At first I thought the recorded balance did something of a disservice to Huw Watkins’s piano – not because Beethoven gives the instrument pride of place in titular terms, but because these are duo-Sonatas – although I have come to the conclusion that the sound accurately reflects the players’ differing personalities, he tending to discretion (although greater presence and projection is needed at times), whereas Tamsin Waley-Cohen is more outspoken, forceful and edgy on occasion.
In this first volume of the pair’s complete survey of Beethoven’s ‘Violin Sonatas’ for Signum – here Opuses 12/1, 24 (Spring) & 30/3 – there is much to admire: the musicians’ poise, poetic expression, variety of tone and dynamics, wit and rapidity, and, of course, the nourishing music itself, served from within by these artists.
Of particular note is a delightfully and appropriately vernal account of the ‘Spring’ Sonata, brought off with freshness, sparkle and affection, and in which Watkins is consistently more to the fore; of the engineers credited, working in the Britten Studio at Snape Maltings, 9-11 September last year, maybe this is the work of Mike Hatch.
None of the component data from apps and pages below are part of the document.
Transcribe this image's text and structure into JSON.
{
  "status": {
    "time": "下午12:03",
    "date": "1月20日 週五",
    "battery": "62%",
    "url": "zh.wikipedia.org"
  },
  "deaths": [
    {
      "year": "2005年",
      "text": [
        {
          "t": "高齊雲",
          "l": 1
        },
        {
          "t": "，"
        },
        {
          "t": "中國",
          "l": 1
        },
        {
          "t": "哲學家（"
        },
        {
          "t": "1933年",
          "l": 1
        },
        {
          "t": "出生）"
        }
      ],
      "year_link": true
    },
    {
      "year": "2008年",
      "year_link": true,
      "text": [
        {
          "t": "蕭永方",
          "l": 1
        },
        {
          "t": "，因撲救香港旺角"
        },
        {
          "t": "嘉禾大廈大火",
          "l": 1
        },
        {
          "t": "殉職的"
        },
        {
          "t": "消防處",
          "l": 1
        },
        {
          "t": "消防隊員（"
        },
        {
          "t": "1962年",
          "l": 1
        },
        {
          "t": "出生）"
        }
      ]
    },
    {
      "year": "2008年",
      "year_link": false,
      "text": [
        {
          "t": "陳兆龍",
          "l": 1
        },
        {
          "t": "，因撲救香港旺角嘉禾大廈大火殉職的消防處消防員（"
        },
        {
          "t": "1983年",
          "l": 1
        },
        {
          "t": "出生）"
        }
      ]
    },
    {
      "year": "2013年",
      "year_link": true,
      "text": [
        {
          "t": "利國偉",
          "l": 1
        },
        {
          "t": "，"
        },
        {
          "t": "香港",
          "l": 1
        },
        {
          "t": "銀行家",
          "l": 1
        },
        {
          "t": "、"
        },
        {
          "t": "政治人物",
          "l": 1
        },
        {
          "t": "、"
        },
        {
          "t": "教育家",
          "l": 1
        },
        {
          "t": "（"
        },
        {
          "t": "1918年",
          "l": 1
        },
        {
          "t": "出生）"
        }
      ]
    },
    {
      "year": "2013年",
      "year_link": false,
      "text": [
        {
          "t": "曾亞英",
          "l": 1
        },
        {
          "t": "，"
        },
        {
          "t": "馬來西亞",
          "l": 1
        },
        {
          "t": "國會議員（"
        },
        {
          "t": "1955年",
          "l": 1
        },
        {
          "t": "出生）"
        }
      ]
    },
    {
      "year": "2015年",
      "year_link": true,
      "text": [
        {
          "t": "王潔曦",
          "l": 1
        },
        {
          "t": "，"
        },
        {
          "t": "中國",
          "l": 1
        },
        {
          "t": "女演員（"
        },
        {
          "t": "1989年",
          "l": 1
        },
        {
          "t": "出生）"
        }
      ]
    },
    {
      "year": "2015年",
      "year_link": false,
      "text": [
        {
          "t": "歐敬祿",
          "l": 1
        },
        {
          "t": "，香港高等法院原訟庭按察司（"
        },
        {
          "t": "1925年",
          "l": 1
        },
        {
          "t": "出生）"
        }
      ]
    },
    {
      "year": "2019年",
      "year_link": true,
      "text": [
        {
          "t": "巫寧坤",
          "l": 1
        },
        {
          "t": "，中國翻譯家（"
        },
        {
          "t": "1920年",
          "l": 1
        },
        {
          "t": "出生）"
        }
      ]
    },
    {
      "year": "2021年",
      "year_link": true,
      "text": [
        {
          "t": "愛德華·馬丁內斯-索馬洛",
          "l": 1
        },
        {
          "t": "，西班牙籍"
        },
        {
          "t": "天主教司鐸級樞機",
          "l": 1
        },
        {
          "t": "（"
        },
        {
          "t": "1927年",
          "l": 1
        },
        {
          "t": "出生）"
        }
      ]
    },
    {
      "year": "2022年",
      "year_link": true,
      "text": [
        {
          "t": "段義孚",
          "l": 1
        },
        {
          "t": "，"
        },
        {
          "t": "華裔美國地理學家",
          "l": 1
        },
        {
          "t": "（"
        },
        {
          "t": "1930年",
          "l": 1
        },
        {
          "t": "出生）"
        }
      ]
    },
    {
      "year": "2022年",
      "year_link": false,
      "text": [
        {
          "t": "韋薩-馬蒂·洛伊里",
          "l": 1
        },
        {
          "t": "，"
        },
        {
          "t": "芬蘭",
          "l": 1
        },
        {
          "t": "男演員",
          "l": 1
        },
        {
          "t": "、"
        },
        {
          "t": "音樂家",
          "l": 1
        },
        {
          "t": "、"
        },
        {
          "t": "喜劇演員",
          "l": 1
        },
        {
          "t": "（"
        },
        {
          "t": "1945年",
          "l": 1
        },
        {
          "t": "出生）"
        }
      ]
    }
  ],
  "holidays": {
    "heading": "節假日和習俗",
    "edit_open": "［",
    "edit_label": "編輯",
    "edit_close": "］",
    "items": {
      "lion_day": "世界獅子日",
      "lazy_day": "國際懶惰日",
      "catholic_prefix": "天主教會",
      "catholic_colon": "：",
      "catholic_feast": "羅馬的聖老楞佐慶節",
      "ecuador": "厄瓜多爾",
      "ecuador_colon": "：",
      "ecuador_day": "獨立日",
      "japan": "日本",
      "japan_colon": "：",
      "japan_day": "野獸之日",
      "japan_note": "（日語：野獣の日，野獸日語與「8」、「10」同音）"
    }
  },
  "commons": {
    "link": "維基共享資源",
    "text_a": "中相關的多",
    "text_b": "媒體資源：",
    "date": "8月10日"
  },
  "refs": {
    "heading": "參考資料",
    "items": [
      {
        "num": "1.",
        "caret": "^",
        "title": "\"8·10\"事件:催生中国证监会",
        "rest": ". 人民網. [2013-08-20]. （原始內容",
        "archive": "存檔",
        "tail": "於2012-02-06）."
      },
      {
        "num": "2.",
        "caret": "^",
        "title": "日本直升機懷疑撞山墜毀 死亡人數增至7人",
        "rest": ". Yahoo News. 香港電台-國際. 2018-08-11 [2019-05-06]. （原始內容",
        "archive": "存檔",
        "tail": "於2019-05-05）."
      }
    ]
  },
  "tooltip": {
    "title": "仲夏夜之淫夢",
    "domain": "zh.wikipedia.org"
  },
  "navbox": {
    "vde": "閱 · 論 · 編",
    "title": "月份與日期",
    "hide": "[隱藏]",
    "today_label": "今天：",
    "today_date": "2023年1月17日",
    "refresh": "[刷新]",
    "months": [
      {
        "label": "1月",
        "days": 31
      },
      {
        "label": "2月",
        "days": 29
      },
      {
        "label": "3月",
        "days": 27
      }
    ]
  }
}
Whatever, this won’t be The Last time I listen to this particular Spring – for the alluring address afforded the first movement, the rapt contemplation of the Adagio, the frisky Scherzo, and the gambolling Finale.
I look forward to the next instalment. Meanwhile, this current release is on Signum Classics SIGCD618.